How to Maintain Order Over the Long-Term
Once you’ve successfully decluttered, whether it be one area or all the areas mentioned above, clutter will inevitably begin to creep back into your life. You must be vigilant in weeding it out on a regular basis, or it will just take over your life again.
- Set up a system to keep clutter in check. Examine the way that you do things and how things make their way into your life, and consider whether you can put together a simple system for everything, from your laundry to work projects and email. Write down your systems step-by-step and try to follow them as best as you can. Follow your systems and you’ll keep the clutter minimized.
- Don’t slack off. It’s easy to put things off for another day, but it’ll save you headaches in the long-run if you deal with things immediately. Throw it out, donate it, or keep it and put it in a designated area.
As Dawn Nadeau (2012) said: I figured out it wasn't just about the stuff — it was also about me.
Few things flourish if neglected. But thanks to the sense of calm I achieve just by knowing where everything in my home is, I can stay on top of the volume. I recognize bottlenecks when they start, and give myself permission to change a system that is not working. And with that, I've found the keys to being "home at last."
If you want more interesting ideas on decluttering, please see 34 Ingenious Ways To De-Clutter Your Entire Life athttps://www.buzzfeed.com/peggy/how-to-de-clutter-your-entire-life?utm_term=.umGRqPARM0#.yd3jglejrY
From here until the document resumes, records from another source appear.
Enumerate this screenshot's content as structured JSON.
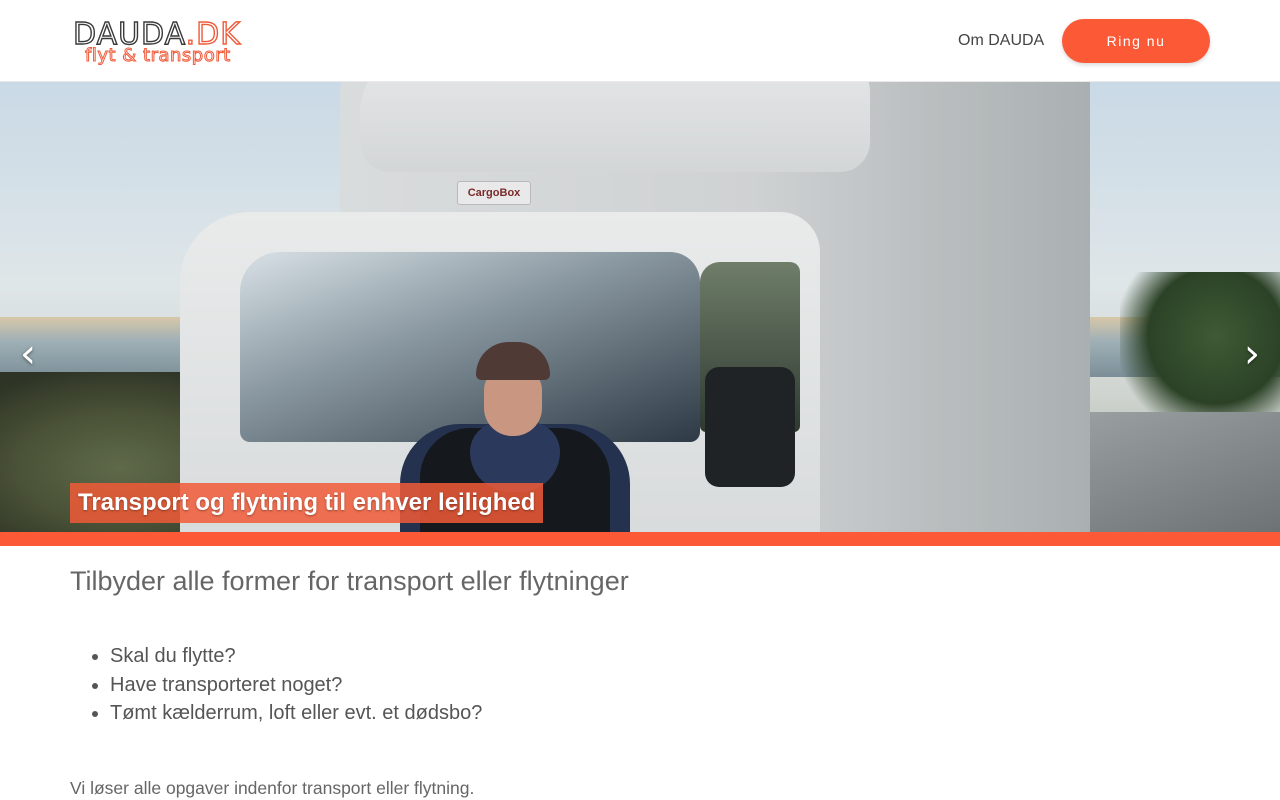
{
  "header": {
    "logo_main": "DAUDA",
    "logo_tld": ".DK",
    "logo_tagline": "flyt & transport",
    "nav_link": "Om DAUDA",
    "cta_label": "Ring nu"
  },
  "hero": {
    "truck_badge": "CargoBox",
    "caption": "Transport og flytning til enhver lejlighed",
    "prev_glyph": "‹",
    "next_glyph": "›"
  },
  "content": {
    "headline": "Tilbyder alle former for transport eller flytninger",
    "bullets": [
      "Skal du flytte?",
      "Have transporteret noget?",
      "Tømt kælderrum, loft eller evt. et dødsbo?"
    ],
    "paragraph": "Vi løser alle opgaver indenfor transport eller flytning."
  },
  "colors": {
    "accent": "#fc5a37",
    "text": "#555555"
  },
  "icons": {
    "prev": "chevron-left-icon",
    "next": "chevron-right-icon"
  }
}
This post is for informational purposes only. It should not be considered therapy.This blog is only for informational and educational purposes and should not be considered therapy or any form of treatment. We are not able to respond to specific questions or comments about personal situations, appropriate diagnosis or treatment, or otherwise provide any clinical opinions. If you think you need immediate assistance, call your local doctor/psychologist or psychiatrist or the SADAG Mental Health Line on 011 234 4837. If necessary, please phone the Suicide Crisis Line on 0800 567 567 or sms 31393.